Component data from apps and pages
──────

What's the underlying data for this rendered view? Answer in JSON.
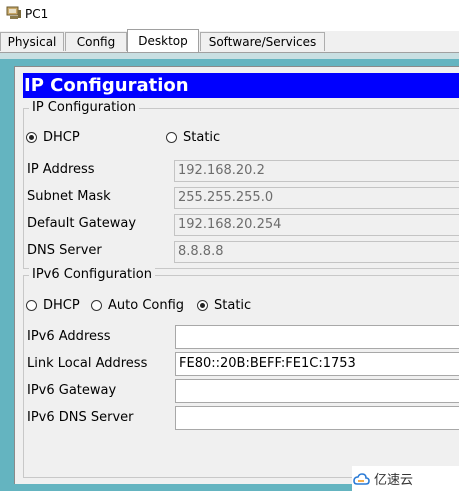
{
  "window": {
    "title": "PC1"
  },
  "tabs": [
    {
      "label": "Physical"
    },
    {
      "label": "Config"
    },
    {
      "label": "Desktop"
    },
    {
      "label": "Software/Services"
    }
  ],
  "active_tab": "Desktop",
  "panel": {
    "title": "IP Configuration",
    "ipv4": {
      "legend": "IP Configuration",
      "dhcp_label": "DHCP",
      "static_label": "Static",
      "selected": "DHCP",
      "ip_address": {
        "label": "IP Address",
        "value": "192.168.20.2"
      },
      "subnet_mask": {
        "label": "Subnet Mask",
        "value": "255.255.255.0"
      },
      "default_gateway": {
        "label": "Default Gateway",
        "value": "192.168.20.254"
      },
      "dns_server": {
        "label": "DNS Server",
        "value": "8.8.8.8"
      }
    },
    "ipv6": {
      "legend": "IPv6 Configuration",
      "dhcp_label": "DHCP",
      "auto_label": "Auto Config",
      "static_label": "Static",
      "selected": "Static",
      "ipv6_address": {
        "label": "IPv6 Address",
        "value": ""
      },
      "link_local": {
        "label": "Link Local Address",
        "value": "FE80::20B:BEFF:FE1C:1753"
      },
      "ipv6_gateway": {
        "label": "IPv6 Gateway",
        "value": ""
      },
      "ipv6_dns": {
        "label": "IPv6 DNS Server",
        "value": ""
      }
    }
  },
  "watermark": {
    "text": "亿速云"
  }
}
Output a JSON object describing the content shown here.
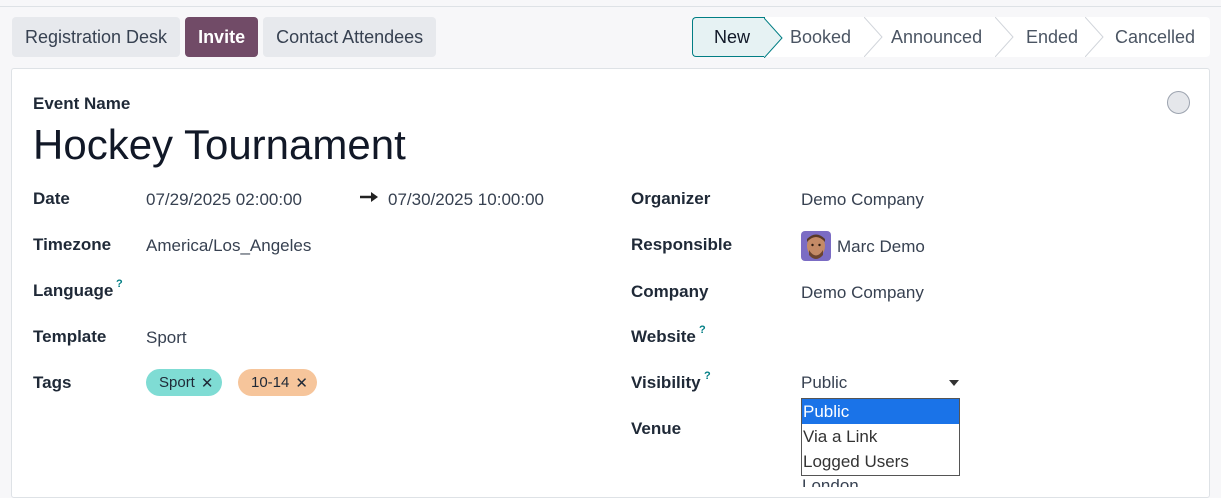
{
  "actions": {
    "registration_desk": "Registration Desk",
    "invite": "Invite",
    "contact_attendees": "Contact Attendees"
  },
  "statusbar": {
    "stages": [
      "New",
      "Booked",
      "Announced",
      "Ended",
      "Cancelled"
    ],
    "active": "New"
  },
  "form": {
    "event_name_label": "Event Name",
    "event_name": "Hockey Tournament",
    "left": {
      "date_label": "Date",
      "date_begin": "07/29/2025 02:00:00",
      "date_end": "07/30/2025 10:00:00",
      "timezone_label": "Timezone",
      "timezone": "America/Los_Angeles",
      "language_label": "Language",
      "template_label": "Template",
      "template": "Sport",
      "tags_label": "Tags",
      "tags": [
        {
          "label": "Sport",
          "color": "#7fdcd4"
        },
        {
          "label": "10-14",
          "color": "#f6c59b"
        }
      ]
    },
    "right": {
      "organizer_label": "Organizer",
      "organizer": "Demo Company",
      "responsible_label": "Responsible",
      "responsible": "Marc Demo",
      "company_label": "Company",
      "company": "Demo Company",
      "website_label": "Website",
      "visibility_label": "Visibility",
      "visibility": "Public",
      "visibility_options": [
        "Public",
        "Via a Link",
        "Logged Users"
      ],
      "venue_label": "Venue",
      "venue_partial": "London"
    },
    "help_marker": "?"
  },
  "colors": {
    "brand": "#714b67",
    "accent": "#017e84",
    "dropdown_selected": "#1a73e8"
  }
}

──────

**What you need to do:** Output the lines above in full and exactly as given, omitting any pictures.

**Answer box:**
What's the underlying data for this rendered view? Answer in JSON.
{
  "window": {
    "title": "PC1"
  },
  "tabs": [
    {
      "label": "Physical"
    },
    {
      "label": "Config"
    },
    {
      "label": "Desktop"
    },
    {
      "label": "Software/Services"
    }
  ],
  "active_tab": "Desktop",
  "panel": {
    "title": "IP Configuration",
    "ipv4": {
      "legend": "IP Configuration",
      "dhcp_label": "DHCP",
      "static_label": "Static",
      "selected": "DHCP",
      "ip_address": {
        "label": "IP Address",
        "value": "192.168.20.2"
      },
      "subnet_mask": {
        "label": "Subnet Mask",
        "value": "255.255.255.0"
      },
      "default_gateway": {
        "label": "Default Gateway",
        "value": "192.168.20.254"
      },
      "dns_server": {
        "label": "DNS Server",
        "value": "8.8.8.8"
      }
    },
    "ipv6": {
      "legend": "IPv6 Configuration",
      "dhcp_label": "DHCP",
      "auto_label": "Auto Config",
      "static_label": "Static",
      "selected": "Static",
      "ipv6_address": {
        "label": "IPv6 Address",
        "value": ""
      },
      "link_local": {
        "label": "Link Local Address",
        "value": "FE80::20B:BEFF:FE1C:1753"
      },
      "ipv6_gateway": {
        "label": "IPv6 Gateway",
        "value": ""
      },
      "ipv6_dns": {
        "label": "IPv6 DNS Server",
        "value": ""
      }
    }
  },
  "watermark": {
    "text": "亿速云"
  }
}
Output a JSON object describing the content shown here.
{
  "actions": {
    "registration_desk": "Registration Desk",
    "invite": "Invite",
    "contact_attendees": "Contact Attendees"
  },
  "statusbar": {
    "stages": [
      "New",
      "Booked",
      "Announced",
      "Ended",
      "Cancelled"
    ],
    "active": "New"
  },
  "form": {
    "event_name_label": "Event Name",
    "event_name": "Hockey Tournament",
    "left": {
      "date_label": "Date",
      "date_begin": "07/29/2025 02:00:00",
      "date_end": "07/30/2025 10:00:00",
      "timezone_label": "Timezone",
      "timezone": "America/Los_Angeles",
      "language_label": "Language",
      "template_label": "Template",
      "template": "Sport",
      "tags_label": "Tags",
      "tags": [
        {
          "label": "Sport",
          "color": "#7fdcd4"
        },
        {
          "label": "10-14",
          "color": "#f6c59b"
        }
      ]
    },
    "right": {
      "organizer_label": "Organizer",
      "organizer": "Demo Company",
      "responsible_label": "Responsible",
      "responsible": "Marc Demo",
      "company_label": "Company",
      "company": "Demo Company",
      "website_label": "Website",
      "visibility_label": "Visibility",
      "visibility": "Public",
      "visibility_options": [
        "Public",
        "Via a Link",
        "Logged Users"
      ],
      "venue_label": "Venue",
      "venue_partial": "London"
    },
    "help_marker": "?"
  },
  "colors": {
    "brand": "#714b67",
    "accent": "#017e84",
    "dropdown_selected": "#1a73e8"
  }
}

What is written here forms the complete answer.